I often fictionalized the genesis of ‘Echelon’ as an informal meeting of a group of post war American and British intelligence types drinking in some remote rustic bar. An imagined CIA type complains to his MI6 buddy about the hassles of US laws preventing US intelligence from surveillance of bad guys, and the Brit echoes the same complaint.

“Hey wait a moment mate,” says Nigel, the make-believe MI6 guy, “I can spy on your guys and you can spy on our bad players…why don’t we just come up with a mechanism whereby we spy on your villains, you spy on our villains, and we just ‘share’ the intel?”

This system was called ECHELON, and has been kicking around in some form longer than most of you. The result of the UKUSA treaty signed by the United States, United Kingdom, Canada, Australia and New Zealand was, and is, to have a vast global intelligence monster which allegedly shares common goals.

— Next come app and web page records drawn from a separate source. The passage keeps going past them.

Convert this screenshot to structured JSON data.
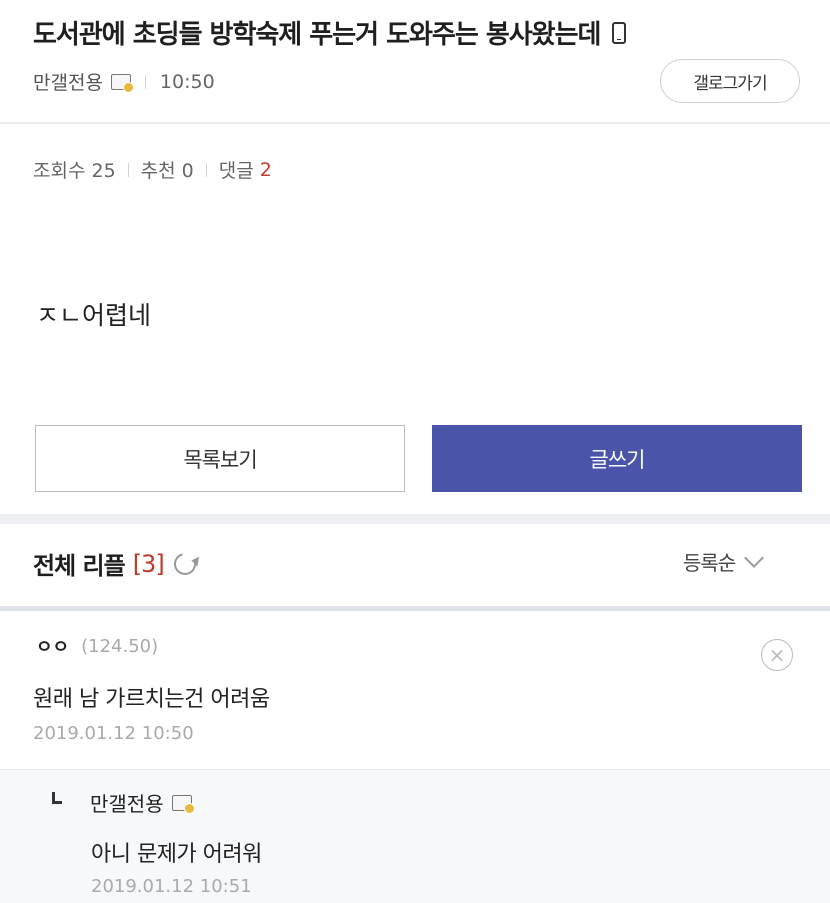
{
  "post": {
    "title": "도서관에 초딩들 방학숙제 푸는거 도와주는 봉사왔는데",
    "author": "만갤전용",
    "time": "10:50",
    "gallery_button": "갤로그가기",
    "views_label": "조회수 25",
    "recommend_label": "추천 0",
    "comments_label": "댓글",
    "comments_count": "2",
    "body": "ㅈㄴ어렵네"
  },
  "buttons": {
    "list_label": "목록보기",
    "write_label": "글쓰기"
  },
  "replies": {
    "header": "전체 리플",
    "count": "[3]",
    "sort_label": "등록순",
    "items": [
      {
        "author": "ㅇㅇ",
        "ip": "(124.50)",
        "text": "원래 남 가르치는건 어려움",
        "date": "2019.01.12 10:50"
      },
      {
        "author": "만갤전용",
        "text": "아니 문제가 어려워",
        "date": "2019.01.12 10:51"
      }
    ]
  },
  "colors": {
    "accent": "#4a55a9",
    "highlight_red": "#c0392b"
  },
  "icons": [
    "mobile-icon",
    "fixed-nick-icon",
    "refresh-icon",
    "chevron-down-icon",
    "delete-icon",
    "reply-marker-icon"
  ]
}
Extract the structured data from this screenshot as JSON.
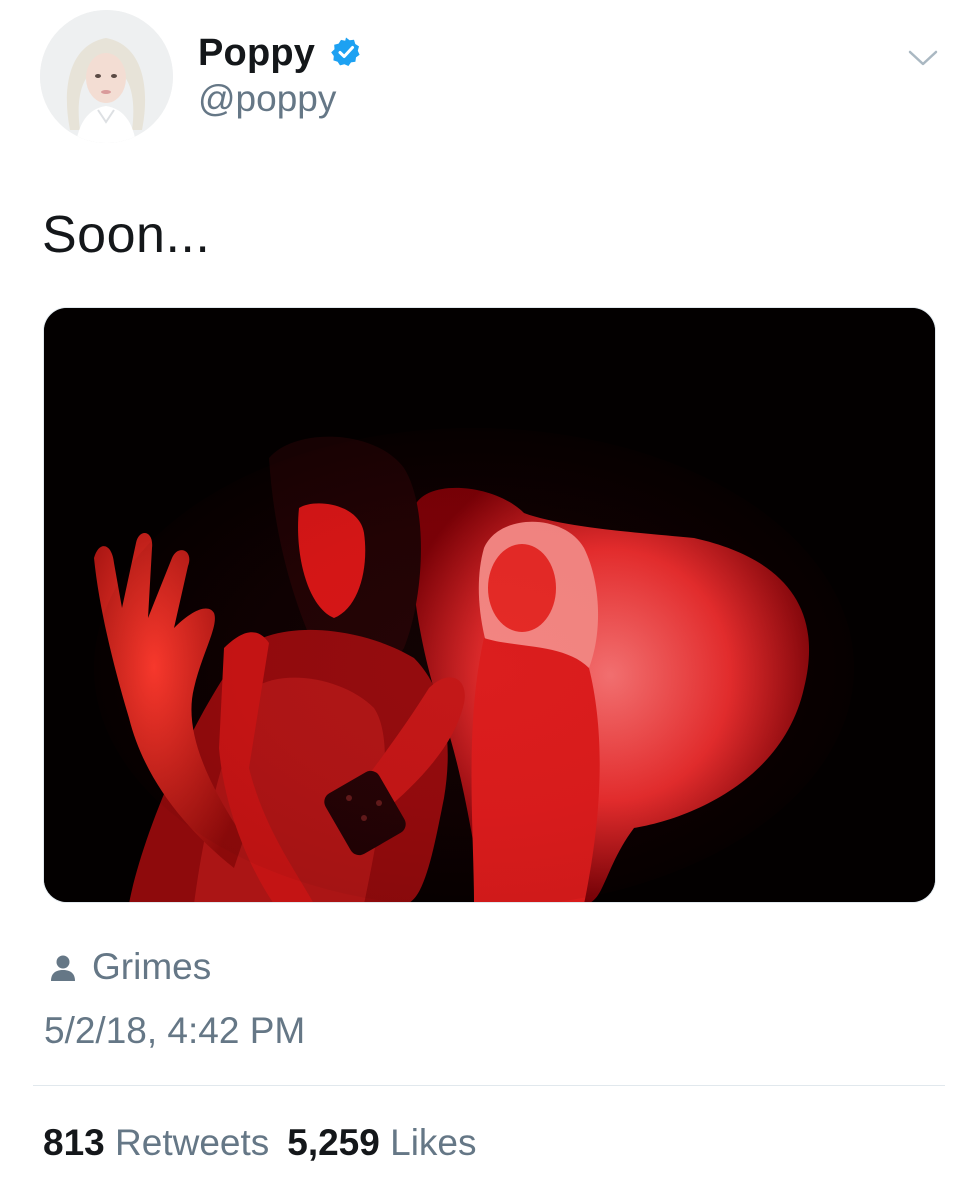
{
  "user": {
    "display_name": "Poppy",
    "handle": "@poppy",
    "verified_icon": "verified-badge-icon",
    "avatar_icon": "profile-avatar"
  },
  "menu_icon": "chevron-down-icon",
  "tweet": {
    "text": "Soon...",
    "media_description": "photo",
    "tagged_person": "Grimes",
    "tagged_icon": "person-icon",
    "timestamp": "5/2/18, 4:42 PM"
  },
  "stats": {
    "retweets_count": "813",
    "retweets_label": "Retweets",
    "likes_count": "5,259",
    "likes_label": "Likes"
  },
  "colors": {
    "accent": "#1da1f2",
    "secondary_text": "#657786",
    "primary_text": "#14171a",
    "divider": "#e1e8ed"
  }
}
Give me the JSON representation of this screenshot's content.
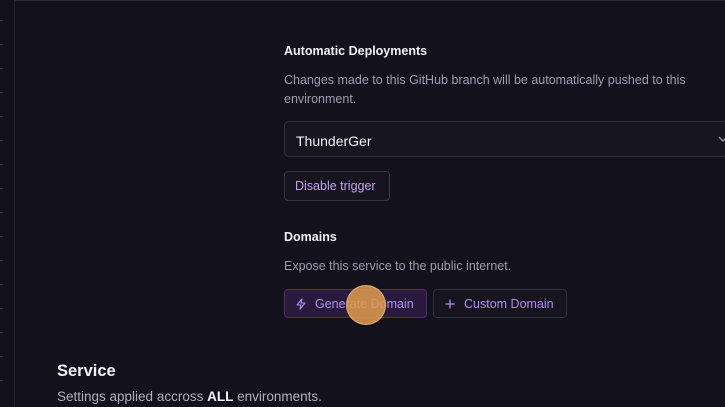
{
  "auto_deploy": {
    "heading": "Automatic Deployments",
    "description": "Changes made to this GitHub branch will be automatically pushed to this environment.",
    "branch_value": "ThunderGer",
    "disable_trigger_label": "Disable trigger"
  },
  "domains": {
    "heading": "Domains",
    "description": "Expose this service to the public internet.",
    "generate_label": "Generate Domain",
    "custom_label": "Custom Domain"
  },
  "service": {
    "title": "Service",
    "desc_before": "Settings applied accross ",
    "desc_bold": "ALL",
    "desc_after": " environments."
  },
  "icons": {
    "generate": "lightning-icon",
    "custom": "plus-icon",
    "branch_select": "chevron-down-icon"
  },
  "colors": {
    "background": "#13111c",
    "accent": "#b48bf0",
    "primary_button_bg": "#281a3b",
    "cursor": "#dd9a50"
  }
}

The London Telegraph reported in December of 1997 that the Civil liberties Committee of the European Parliament had officially confirmed the existence and purpose of ECHELON. “A global electronic spy network that can eavesdrop on every telephone, e-mail and telex communication around the world will be officially acknowledged for the first time in a European Commission report. …”

The report noted: “Within Europe all e-mail, telephone and fax communications are routinely intercepted by the United States National Security Agency, transferring all target information from the European mainland via the strategic hub of London, then by satellite to Fort Meade in Maryland via the crucial hub at Menwith Hill, in the North York moors in the UK.

“The ECHELON system forms part of the UKUSA system but unlike many of the electronic spy systems developed during the Cold War, ECHELON was designed primarily for non-military targets: governments, organizations and businesses in virtually every country.”

An interesting sidebar appeared in the International Herald Tribune under the headline, “Big Corporate Brother: It Knows More About You Than You Think.” The story details Acxiom Corp, which was a humongous information service hidden in the Ozark foothills. Twenty-four hours a day, Acxiom electronically gathered and sorts all kinds of data about 196 million Americans. Credit card transactions and magazine subscriptions, telephone numbers, real estate records, automotive data, hunting, business and fishing licenses, consumer surveys and demographic detail that would make a marketing department’s research manager salivate. This relatively new (legal) enterprise was known as “data warehousing” or “data-mining”, and it underscores the cruel reality that the fiction of personal privacy has become obsolete. Technology’s ability to collect and analyze data has made privacy a quaint albeit interesting dinosaur.

The Tribune reported that “Axciom can often determine whether an American owns a dog or cat, enjoys camping or gourmet cooking, reads the Bible or lots of other books. It can often pinpoint an American’s occupation, car and favorite vacations. By analyzing the equivalent of billions of pages of data, it often projects for its customers who should be offered a credit card or who is likely to buy a computer.”

Most of this information is from y 1998 piece.  Echelon has developed, matured, and morphed into a much more powerful hybrid. ‘Carnivore’ was software to help triage the cacophony of data. Vault 7 and ‘Umbrage’ are logical (some would argue “insidious”) growth.

    More to follow…